Enjoying nature with a clear conscience
Reconciling the needs of travellers, nature conservation and business: Germany promotes sustainable tourism worldwide. Three examples.
KAZA: nature conservation in Africa
KAZA TFCA stands for natural beauty. The acronym is short for Kavango Zambezi Transfrontier Conservation Area. One of the world’s largest nature reserves is being created here in Southern Africa with a total of 36 conservation areas and national parks in Angola, Botswana, Namibia, Zambia and Zimbabwe. The main goals of the KAZA project are the sustainable development of tourism and the economy in these countries as well as the preservation of biodiversity. Commissioned by the Federal Ministry for Economic Cooperation and Development (BMZ), the KfW Development Bank is supporting the development of KAZA with 35.5 million euros, which makes it the project’s largest funder. This is having an impressive impact: for example, operators of lodges in the region are paying special attention to the protection of the animal world, which in turn fascinates tourists.
Sustainable tourism on the Danube
No other river in the world links as many countries as the Danube: ten in all. It rises in the Black Forest in Germany and flows into the Black Sea in the border region between Romania and Ukraine. Although the Black Forest and the metropolises of Vienna and Budapest have long attracted travellers from all over the world, the middle and lower Danube regions have benefited relatively little from international tourism. The Danube Competence Center (DCC) based in Belgrade aims to change that. It is promoting sustainable tourism jointly with the GIZ, Germany’s agency for international cooperation, as its central partner. One key area involves strengthening the rail network and cycle and shipping routes as environmentally friendly alternatives to the car.
Tourism with added value in Morocco
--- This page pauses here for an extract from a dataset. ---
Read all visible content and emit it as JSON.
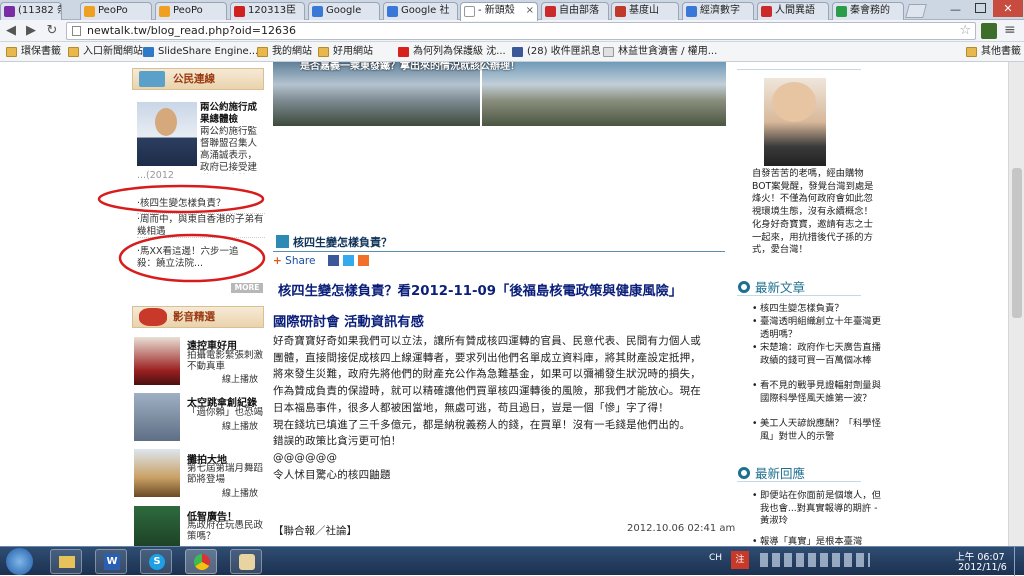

Morocco has a wealth of unspoilt natural settings and unique landscapes. The GIZ is strengthening tourism development in the mountain region of Beni Mellal-Khenifra and in Souss-Massa on the Atlantic coast. The focus of attention here is not only on environmental protection, but also on employment opportunities and sources of income for the rural population. The project especially aims to offer prospects for women and young people. There are plans to train at least 5,000 people and advance tourism in these regions with 20 new accommodation facilities and the marketing of local products.